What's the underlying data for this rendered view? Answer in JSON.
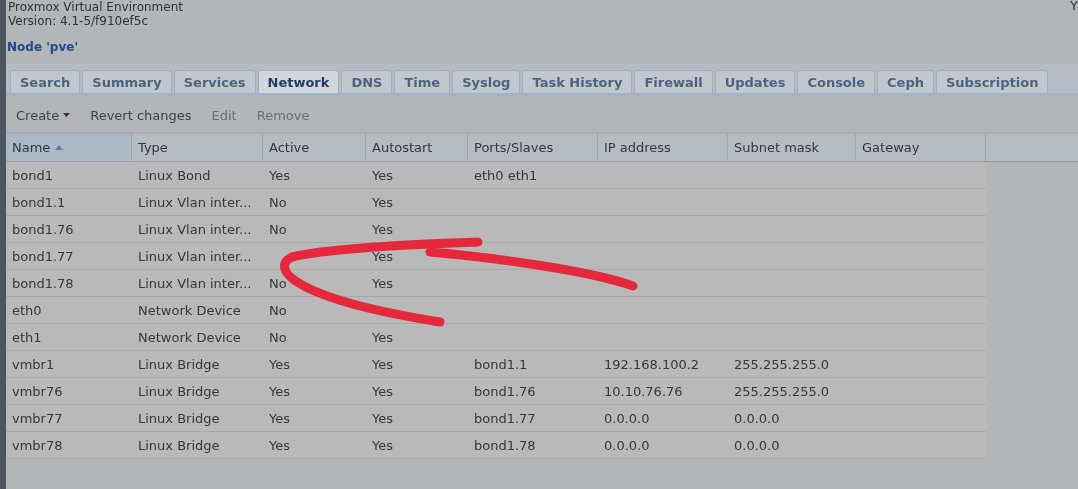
{
  "header": {
    "title": "Proxmox Virtual Environment",
    "version": "Version: 4.1-5/f910ef5c",
    "user_fragment": "Y"
  },
  "panel": {
    "title": "Node 'pve'"
  },
  "tabs": [
    {
      "label": "Search",
      "selected": false
    },
    {
      "label": "Summary",
      "selected": false
    },
    {
      "label": "Services",
      "selected": false
    },
    {
      "label": "Network",
      "selected": true
    },
    {
      "label": "DNS",
      "selected": false
    },
    {
      "label": "Time",
      "selected": false
    },
    {
      "label": "Syslog",
      "selected": false
    },
    {
      "label": "Task History",
      "selected": false
    },
    {
      "label": "Firewall",
      "selected": false
    },
    {
      "label": "Updates",
      "selected": false
    },
    {
      "label": "Console",
      "selected": false
    },
    {
      "label": "Ceph",
      "selected": false
    },
    {
      "label": "Subscription",
      "selected": false
    }
  ],
  "toolbar": [
    {
      "label": "Create",
      "kind": "menu",
      "disabled": false
    },
    {
      "label": "Revert changes",
      "kind": "button",
      "disabled": false
    },
    {
      "label": "Edit",
      "kind": "button",
      "disabled": true
    },
    {
      "label": "Remove",
      "kind": "button",
      "disabled": true
    }
  ],
  "table": {
    "columns": [
      {
        "label": "Name",
        "sorted": true
      },
      {
        "label": "Type",
        "sorted": false
      },
      {
        "label": "Active",
        "sorted": false
      },
      {
        "label": "Autostart",
        "sorted": false
      },
      {
        "label": "Ports/Slaves",
        "sorted": false
      },
      {
        "label": "IP address",
        "sorted": false
      },
      {
        "label": "Subnet mask",
        "sorted": false
      },
      {
        "label": "Gateway",
        "sorted": false
      }
    ],
    "rows": [
      [
        "bond1",
        "Linux Bond",
        "Yes",
        "Yes",
        "eth0 eth1",
        null,
        null,
        null
      ],
      [
        "bond1.1",
        "Linux Vlan inter...",
        "No",
        "Yes",
        null,
        null,
        null,
        null
      ],
      [
        "bond1.76",
        "Linux Vlan inter...",
        "No",
        "Yes",
        null,
        null,
        null,
        null
      ],
      [
        "bond1.77",
        "Linux Vlan inter...",
        null,
        "Yes",
        null,
        null,
        null,
        null
      ],
      [
        "bond1.78",
        "Linux Vlan inter...",
        "No",
        "Yes",
        null,
        null,
        null,
        null
      ],
      [
        "eth0",
        "Network Device",
        "No",
        null,
        null,
        null,
        null,
        null
      ],
      [
        "eth1",
        "Network Device",
        "No",
        "Yes",
        null,
        null,
        null,
        null
      ],
      [
        "vmbr1",
        "Linux Bridge",
        "Yes",
        "Yes",
        "bond1.1",
        "192.168.100.2",
        "255.255.255.0",
        null
      ],
      [
        "vmbr76",
        "Linux Bridge",
        "Yes",
        "Yes",
        "bond1.76",
        "10.10.76.76",
        "255.255.255.0",
        null
      ],
      [
        "vmbr77",
        "Linux Bridge",
        "Yes",
        "Yes",
        "bond1.77",
        "0.0.0.0",
        "0.0.0.0",
        null
      ],
      [
        "vmbr78",
        "Linux Bridge",
        "Yes",
        "Yes",
        "bond1.78",
        "0.0.0.0",
        "0.0.0.0",
        null
      ]
    ]
  },
  "annotation": {
    "kind": "scribble",
    "color": "#e5283c"
  }
}
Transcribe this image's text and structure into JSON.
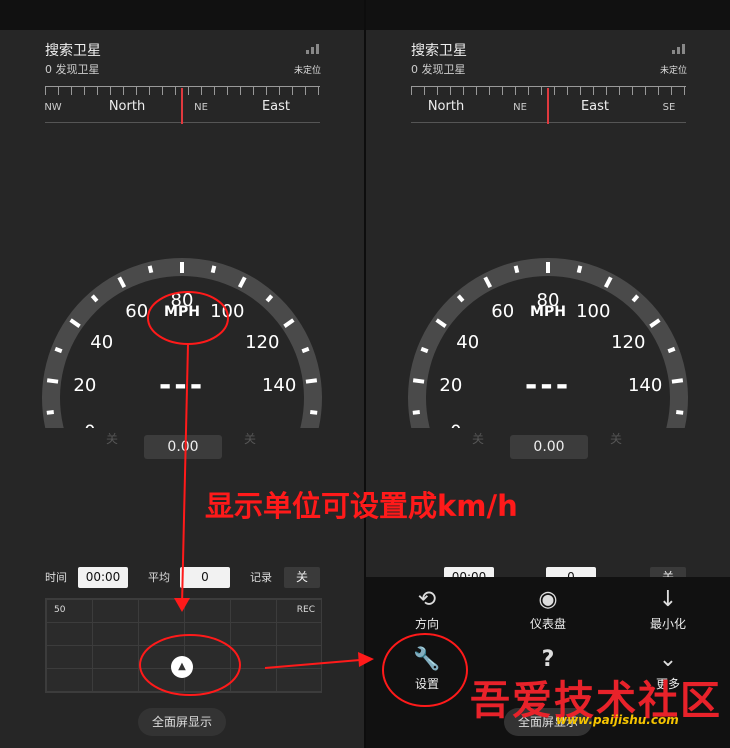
{
  "left": {
    "sat_title": "搜索卫星",
    "sat_count": "0 发现卫星",
    "fix_status": "未定位",
    "compass": [
      "NW",
      "North",
      "NE",
      "East"
    ],
    "speed_unit": "MPH",
    "speed_value": "---",
    "gauge_labels": [
      "0",
      "20",
      "40",
      "60",
      "80",
      "100",
      "120",
      "140"
    ],
    "ghost_left": "关",
    "ghost_right": "关",
    "distance": "0.00",
    "time_label": "时间",
    "time_value": "00:00",
    "avg_label": "平均",
    "avg_value": "0",
    "rec_label": "记录",
    "rec_value": "关",
    "graph_max": "50",
    "graph_rec": "REC",
    "up_glyph": "▲",
    "fullscreen": "全面屏显示"
  },
  "right": {
    "sat_title": "搜索卫星",
    "sat_count": "0 发现卫星",
    "fix_status": "未定位",
    "compass": [
      "North",
      "NE",
      "East",
      "SE"
    ],
    "speed_unit": "MPH",
    "speed_value": "---",
    "gauge_labels": [
      "0",
      "20",
      "40",
      "60",
      "80",
      "100",
      "120",
      "140"
    ],
    "ghost_left": "关",
    "ghost_right": "关",
    "distance": "0.00",
    "time_value": "00:00",
    "avg_value": "0",
    "rec_value": "关",
    "menu": [
      {
        "icon": "rotate-icon",
        "glyph": "⟲",
        "label": "方向"
      },
      {
        "icon": "eye-icon",
        "glyph": "◉",
        "label": "仪表盘"
      },
      {
        "icon": "arrow-down-icon",
        "glyph": "↓",
        "label": "最小化"
      },
      {
        "icon": "wrench-icon",
        "glyph": "🔧",
        "label": "设置"
      },
      {
        "icon": "help-icon",
        "glyph": "?",
        "label": ""
      },
      {
        "icon": "chevron-down-circle-icon",
        "glyph": "⌄",
        "label": "更多"
      }
    ],
    "fullscreen": "全面屏显示"
  },
  "annotation": "显示单位可设置成km/h",
  "watermark": {
    "text": "吾爱技术社区",
    "url": "www.paijishu.com"
  },
  "colors": {
    "accent_red": "#ff1a1a",
    "needle": "#e0393e",
    "watermark_yellow": "#f5c400"
  }
}
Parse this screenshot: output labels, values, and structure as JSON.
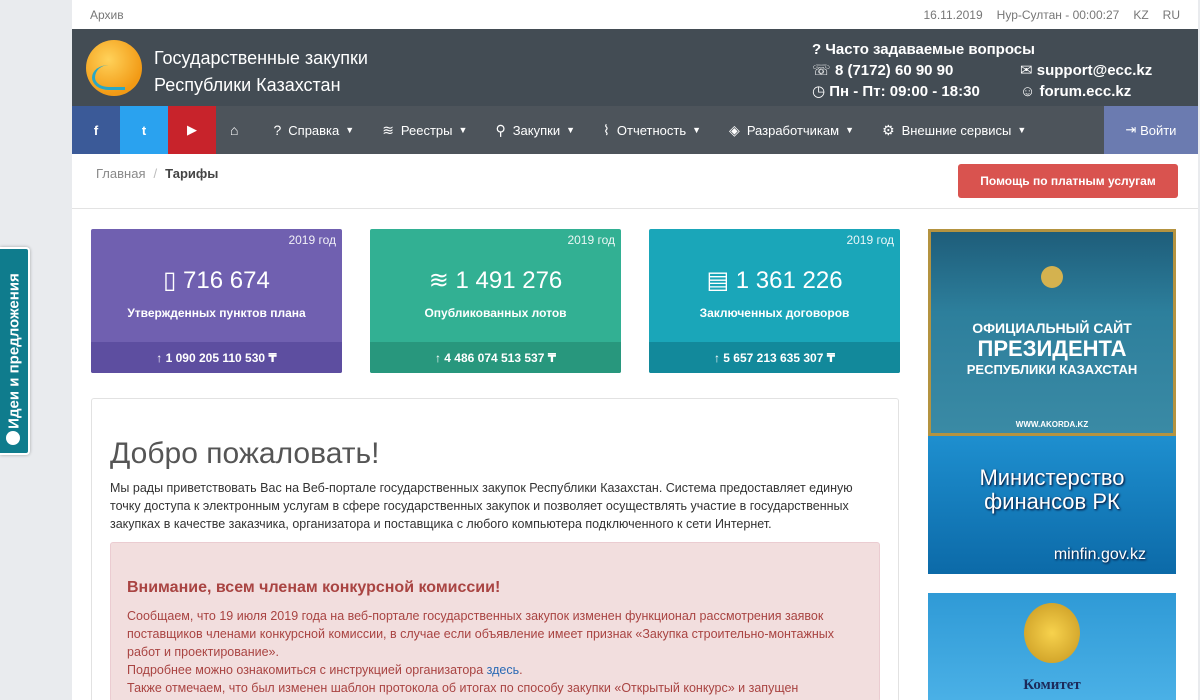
{
  "side_tab": {
    "label": "Идеи и предложения"
  },
  "topbar": {
    "archive": "Архив",
    "date": "16.11.2019",
    "time": "Нур-Султан - 00:00:27",
    "lang_kz": "KZ",
    "lang_ru": "RU"
  },
  "header": {
    "title_line1": "Государственные закупки",
    "title_line2": "Республики Казахстан",
    "faq": "Часто задаваемые вопросы",
    "phone": "8 (7172) 60 90 90",
    "email": "support@ecc.kz",
    "hours": "Пн - Пт: 09:00 - 18:30",
    "forum": "forum.ecc.kz"
  },
  "nav": {
    "facebook": "f",
    "twitter": "t",
    "youtube": "▶",
    "items": [
      {
        "label": "Справка"
      },
      {
        "label": "Реестры"
      },
      {
        "label": "Закупки"
      },
      {
        "label": "Отчетность"
      },
      {
        "label": "Разработчикам"
      },
      {
        "label": "Внешние сервисы"
      }
    ],
    "login": "Войти"
  },
  "breadcrumb": {
    "home": "Главная",
    "current": "Тарифы"
  },
  "help_button": "Помощь по платным услугам",
  "stats": [
    {
      "year": "2019 год",
      "value": "716 674",
      "label": "Утвержденных пунктов плана",
      "total": "1 090 205 110 530 ₸"
    },
    {
      "year": "2019 год",
      "value": "1 491 276",
      "label": "Опубликованных лотов",
      "total": "4 486 074 513 537 ₸"
    },
    {
      "year": "2019 год",
      "value": "1 361 226",
      "label": "Заключенных договоров",
      "total": "5 657 213 635 307 ₸"
    }
  ],
  "welcome": {
    "title": "Добро пожаловать!",
    "intro": "Мы рады приветствовать Вас на Веб-портале государственных закупок Республики Казахстан. Система предоставляет единую точку доступа к электронным услугам в сфере государственных закупок и позволяет осуществлять участие в государственных закупках в качестве заказчика, организатора и поставщика с любого компьютера подключенного к сети Интернет."
  },
  "alert": {
    "title": "Внимание, всем членам конкурсной комиссии!",
    "p1": "Сообщаем, что 19 июля 2019 года на веб-портале государственных закупок изменен функционал рассмотрения заявок поставщиков членами конкурсной комиссии, в случае если объявление имеет признак «Закупка строительно-монтажных работ и проектирование».",
    "p2": "Подробнее можно ознакомиться с инструкцией организатора ",
    "link": "здесь",
    "p2_end": ".",
    "p3": "Также отмечаем, что был изменен шаблон протокола об итогах по способу закупки «Открытый конкурс» и запущен"
  },
  "banners": {
    "president_line1": "ОФИЦИАЛЬНЫЙ САЙТ",
    "president_line2": "ПРЕЗИДЕНТА",
    "president_line3": "РЕСПУБЛИКИ КАЗАХСТАН",
    "president_url": "WWW.AKORDA.KZ",
    "minfin_line1": "Министерство",
    "minfin_line2": "финансов РК",
    "minfin_url": "minfin.gov.kz",
    "committee": "Комитет"
  }
}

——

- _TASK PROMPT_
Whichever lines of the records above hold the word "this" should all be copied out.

- _WRITTEN REPLY_
What's the underlying data for this rendered view? Answer in JSON.
Transcribe this image's text and structure into JSON.
Parse this screenshot: output labels, values, and structure as JSON.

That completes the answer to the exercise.